What you should do
In the entries below, find every line with "name" and copy it.

Input records
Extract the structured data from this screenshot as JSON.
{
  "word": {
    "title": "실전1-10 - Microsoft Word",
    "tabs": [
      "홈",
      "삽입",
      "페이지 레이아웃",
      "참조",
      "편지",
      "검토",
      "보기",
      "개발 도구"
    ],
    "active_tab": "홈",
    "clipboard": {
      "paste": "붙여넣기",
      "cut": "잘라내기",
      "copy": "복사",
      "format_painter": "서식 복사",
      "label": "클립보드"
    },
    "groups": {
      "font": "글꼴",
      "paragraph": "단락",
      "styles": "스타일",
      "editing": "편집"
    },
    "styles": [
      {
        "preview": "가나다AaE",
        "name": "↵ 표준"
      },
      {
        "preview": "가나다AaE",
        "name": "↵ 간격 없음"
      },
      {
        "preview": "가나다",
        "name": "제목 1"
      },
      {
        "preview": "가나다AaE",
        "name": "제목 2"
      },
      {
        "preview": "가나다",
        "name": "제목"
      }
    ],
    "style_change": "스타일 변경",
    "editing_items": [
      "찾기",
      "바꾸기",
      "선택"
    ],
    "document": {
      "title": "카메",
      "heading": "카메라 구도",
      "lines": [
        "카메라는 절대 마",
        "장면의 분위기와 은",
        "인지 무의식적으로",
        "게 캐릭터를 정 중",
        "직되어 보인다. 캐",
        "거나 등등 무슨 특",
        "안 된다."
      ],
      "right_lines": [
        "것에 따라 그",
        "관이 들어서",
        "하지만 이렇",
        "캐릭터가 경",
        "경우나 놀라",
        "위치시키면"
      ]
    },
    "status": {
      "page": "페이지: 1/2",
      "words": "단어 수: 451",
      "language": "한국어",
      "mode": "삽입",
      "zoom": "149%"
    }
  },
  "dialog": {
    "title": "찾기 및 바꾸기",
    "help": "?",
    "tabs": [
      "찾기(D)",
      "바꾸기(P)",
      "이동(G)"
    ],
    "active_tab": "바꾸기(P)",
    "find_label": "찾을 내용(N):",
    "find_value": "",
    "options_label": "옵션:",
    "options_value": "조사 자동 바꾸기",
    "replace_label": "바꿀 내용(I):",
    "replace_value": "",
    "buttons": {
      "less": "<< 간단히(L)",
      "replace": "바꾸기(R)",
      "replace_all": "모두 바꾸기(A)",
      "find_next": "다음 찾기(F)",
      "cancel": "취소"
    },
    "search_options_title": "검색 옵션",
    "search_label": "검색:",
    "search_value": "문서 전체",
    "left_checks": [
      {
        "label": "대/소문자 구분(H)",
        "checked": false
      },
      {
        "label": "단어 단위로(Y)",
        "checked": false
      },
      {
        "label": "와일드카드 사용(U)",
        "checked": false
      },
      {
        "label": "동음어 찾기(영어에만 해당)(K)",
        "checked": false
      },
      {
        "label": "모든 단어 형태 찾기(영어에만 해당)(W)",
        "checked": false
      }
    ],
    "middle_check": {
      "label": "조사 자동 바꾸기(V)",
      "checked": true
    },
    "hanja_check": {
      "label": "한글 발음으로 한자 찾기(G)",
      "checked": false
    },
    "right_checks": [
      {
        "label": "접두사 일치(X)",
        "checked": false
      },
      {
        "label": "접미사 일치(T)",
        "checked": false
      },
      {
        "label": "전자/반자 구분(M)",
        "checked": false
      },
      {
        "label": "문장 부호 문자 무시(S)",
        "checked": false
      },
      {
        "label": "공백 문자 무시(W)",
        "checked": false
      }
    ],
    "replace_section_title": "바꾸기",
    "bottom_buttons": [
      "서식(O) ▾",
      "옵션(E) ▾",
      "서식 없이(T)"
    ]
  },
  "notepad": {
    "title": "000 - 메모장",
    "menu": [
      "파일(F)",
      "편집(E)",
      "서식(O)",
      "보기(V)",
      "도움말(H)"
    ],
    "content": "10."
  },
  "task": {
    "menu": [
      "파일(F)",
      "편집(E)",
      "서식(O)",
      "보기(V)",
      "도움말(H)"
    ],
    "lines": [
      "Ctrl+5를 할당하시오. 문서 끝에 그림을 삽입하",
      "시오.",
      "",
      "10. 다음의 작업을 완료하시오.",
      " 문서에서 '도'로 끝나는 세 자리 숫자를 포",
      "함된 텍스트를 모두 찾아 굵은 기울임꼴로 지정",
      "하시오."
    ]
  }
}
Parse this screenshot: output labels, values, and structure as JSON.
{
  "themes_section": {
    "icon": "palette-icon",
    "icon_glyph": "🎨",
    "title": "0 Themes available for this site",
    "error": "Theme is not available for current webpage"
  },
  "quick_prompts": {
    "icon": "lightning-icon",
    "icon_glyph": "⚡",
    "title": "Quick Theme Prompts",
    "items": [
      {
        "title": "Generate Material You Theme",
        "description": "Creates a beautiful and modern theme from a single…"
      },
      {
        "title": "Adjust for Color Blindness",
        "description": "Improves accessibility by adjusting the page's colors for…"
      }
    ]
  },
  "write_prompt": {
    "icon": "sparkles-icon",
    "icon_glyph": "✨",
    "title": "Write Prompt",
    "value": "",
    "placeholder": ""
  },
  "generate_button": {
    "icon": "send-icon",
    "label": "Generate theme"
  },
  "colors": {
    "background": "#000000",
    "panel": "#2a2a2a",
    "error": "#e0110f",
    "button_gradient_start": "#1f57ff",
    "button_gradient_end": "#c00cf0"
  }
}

Expected output
        "name": "↵ 표준"
        "name": "↵ 간격 없음"
        "name": "제목 1"
        "name": "제목 2"
        "name": "제목"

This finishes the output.